ICE Must End Detention of Pregnant Women, Hundreds of Human Rights Organizations Demand

More than 250 civil and human rights organizations have called on the U.S. Immigration and Customs Enforcement (ICE) agency to reverse a recent policy change allowing the detention of pregnant women in a letter signed by organizations including the American Civil Liberties Union and Human Rights Watch.

The letter, addressed to ICE Acting Director Thomas Homan, calls on the agency to "reinstitute [the] presumption that pregnant individuals should not be subject to detention," asserting that the "arbitrary detention of pregnant people...violates international human rights norms."

Human rights groups are calling on the U.S. Immigration and Customs Enforcement agency to reverse policy change that allows for the detainment of pregnant undocumented women. John Moore/Getty

The call from 276 rights groups comes after ICE announced a public policy last month revoking guidance limiting the detention of pregnant women. The new policy also removed reporting requirements regarding the treatment of pregnant women.

In response to the March 29 announcement, the ACLU said the decision exposed "the cruelty of Trump's detention and deportation force by endangering the lives of pregnant immigrant women," arguing that it "removes critical protections for [a] vulnerable population."

In the letter, organizations state that "all pregnant women and adolescents held in federal custody, regardless of immigration status, should have access to adequate, timely, evidence-based, and comprehensive health care...Care that is not available in these facilities."

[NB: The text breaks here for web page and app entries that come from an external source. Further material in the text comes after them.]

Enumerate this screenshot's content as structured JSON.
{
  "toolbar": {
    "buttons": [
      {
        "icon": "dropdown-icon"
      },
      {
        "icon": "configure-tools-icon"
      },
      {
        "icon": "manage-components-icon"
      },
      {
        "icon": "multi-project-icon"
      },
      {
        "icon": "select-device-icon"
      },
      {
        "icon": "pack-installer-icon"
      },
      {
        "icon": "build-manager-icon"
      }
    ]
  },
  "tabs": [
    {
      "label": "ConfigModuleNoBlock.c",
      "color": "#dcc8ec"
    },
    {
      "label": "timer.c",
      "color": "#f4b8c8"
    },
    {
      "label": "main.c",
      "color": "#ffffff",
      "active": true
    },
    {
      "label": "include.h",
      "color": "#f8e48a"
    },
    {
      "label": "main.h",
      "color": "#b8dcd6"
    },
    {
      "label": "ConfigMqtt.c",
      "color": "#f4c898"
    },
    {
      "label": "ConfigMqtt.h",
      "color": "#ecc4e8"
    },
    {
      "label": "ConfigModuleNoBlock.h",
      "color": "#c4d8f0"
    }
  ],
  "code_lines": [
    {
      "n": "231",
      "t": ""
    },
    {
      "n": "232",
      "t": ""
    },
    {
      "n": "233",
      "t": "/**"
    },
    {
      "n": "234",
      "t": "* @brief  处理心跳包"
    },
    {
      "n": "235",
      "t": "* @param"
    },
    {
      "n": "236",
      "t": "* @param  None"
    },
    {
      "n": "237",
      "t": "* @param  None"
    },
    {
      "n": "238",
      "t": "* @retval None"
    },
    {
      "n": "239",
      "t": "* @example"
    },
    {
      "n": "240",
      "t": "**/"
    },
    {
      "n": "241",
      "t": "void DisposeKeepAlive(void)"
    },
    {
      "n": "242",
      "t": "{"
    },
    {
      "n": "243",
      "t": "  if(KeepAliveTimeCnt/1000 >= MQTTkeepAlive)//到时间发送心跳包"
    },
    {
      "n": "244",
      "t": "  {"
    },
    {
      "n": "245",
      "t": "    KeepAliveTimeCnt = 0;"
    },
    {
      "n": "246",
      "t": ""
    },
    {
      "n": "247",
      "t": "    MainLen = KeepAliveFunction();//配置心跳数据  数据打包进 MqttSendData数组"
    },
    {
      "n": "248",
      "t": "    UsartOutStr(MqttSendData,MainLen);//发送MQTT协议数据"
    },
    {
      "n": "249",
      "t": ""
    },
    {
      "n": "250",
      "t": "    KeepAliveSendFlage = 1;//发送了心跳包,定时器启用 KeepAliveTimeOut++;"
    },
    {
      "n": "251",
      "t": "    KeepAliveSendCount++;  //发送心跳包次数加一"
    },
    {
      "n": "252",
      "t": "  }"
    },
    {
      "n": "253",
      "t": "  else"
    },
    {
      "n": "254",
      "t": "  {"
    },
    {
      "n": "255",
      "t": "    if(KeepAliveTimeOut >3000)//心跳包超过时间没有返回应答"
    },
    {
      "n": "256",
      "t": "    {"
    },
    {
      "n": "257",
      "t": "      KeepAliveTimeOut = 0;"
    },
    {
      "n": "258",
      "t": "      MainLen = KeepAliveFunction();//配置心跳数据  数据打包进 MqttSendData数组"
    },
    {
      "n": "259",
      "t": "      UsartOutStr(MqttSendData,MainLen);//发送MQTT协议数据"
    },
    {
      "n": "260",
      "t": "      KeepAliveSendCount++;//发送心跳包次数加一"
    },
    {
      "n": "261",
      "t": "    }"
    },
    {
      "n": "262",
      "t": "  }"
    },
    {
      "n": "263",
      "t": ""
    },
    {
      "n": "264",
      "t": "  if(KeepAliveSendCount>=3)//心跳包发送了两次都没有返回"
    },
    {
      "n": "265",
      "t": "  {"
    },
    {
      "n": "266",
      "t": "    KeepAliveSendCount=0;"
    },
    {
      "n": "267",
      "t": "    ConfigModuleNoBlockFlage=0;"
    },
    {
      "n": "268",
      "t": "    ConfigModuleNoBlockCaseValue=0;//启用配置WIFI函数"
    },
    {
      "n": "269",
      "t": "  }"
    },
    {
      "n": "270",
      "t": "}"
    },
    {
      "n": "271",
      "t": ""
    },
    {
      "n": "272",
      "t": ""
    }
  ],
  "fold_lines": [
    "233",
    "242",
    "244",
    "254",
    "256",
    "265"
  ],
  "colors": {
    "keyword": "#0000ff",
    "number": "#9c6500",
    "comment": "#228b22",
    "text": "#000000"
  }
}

The human rights groups note that the United Nations Special Rapporteur on Torture and Other Cruel, Inhuman or Degrading Treatment or Punishment has demanded that the "imprisonment of pregnant women must be reduced to a minimum and considered only when other alternatives are unavoidable or unsuitable."

They state that pregnant women in detention have experienced "delayed access to prenatal care, threatening both the pregnant individual's health and the health of their fetus," with some women having "tragically suffered miscarriages while being held in detention."

"Nursing mothers report not being given information about or supplied with breast pumps that would allow them to maintain their milk supply while separated from their children," the letter also states.

Read more: Trump official says undocumented minors do not have constitutional right to abortions

In a statement posted on its website, the ACLU pointed out that several medical and mental health organizations, including the American College of Obstetricians and Gynecologists (ACOG), the Mount Sinai Human Rights Program, the American Academy of Pediatrics and the American Academy of Family Physicians have also stated their opposition to the policy shift, citing the "harmful effects of detention" on both the "medical and mental health of pregnant individuals."

The ACOG has said in a committee opinion published on its website that "women, especially pregnant women, held in immigration detention facilities have poor access to medical care," adding that they are also "highly vulnerable to sexual assault."

The letter signed by human rights organizations states that ICE "needs more, not less, transparency and accountability, to ensure that immigrants and asylum seekers have access to adequate and culturally sensitive reproductive healthcare."

It also calls on the agency to cooperate with an investigation launched by the Government Accountability Office investigating allegations of abuse of pregnant women in detention.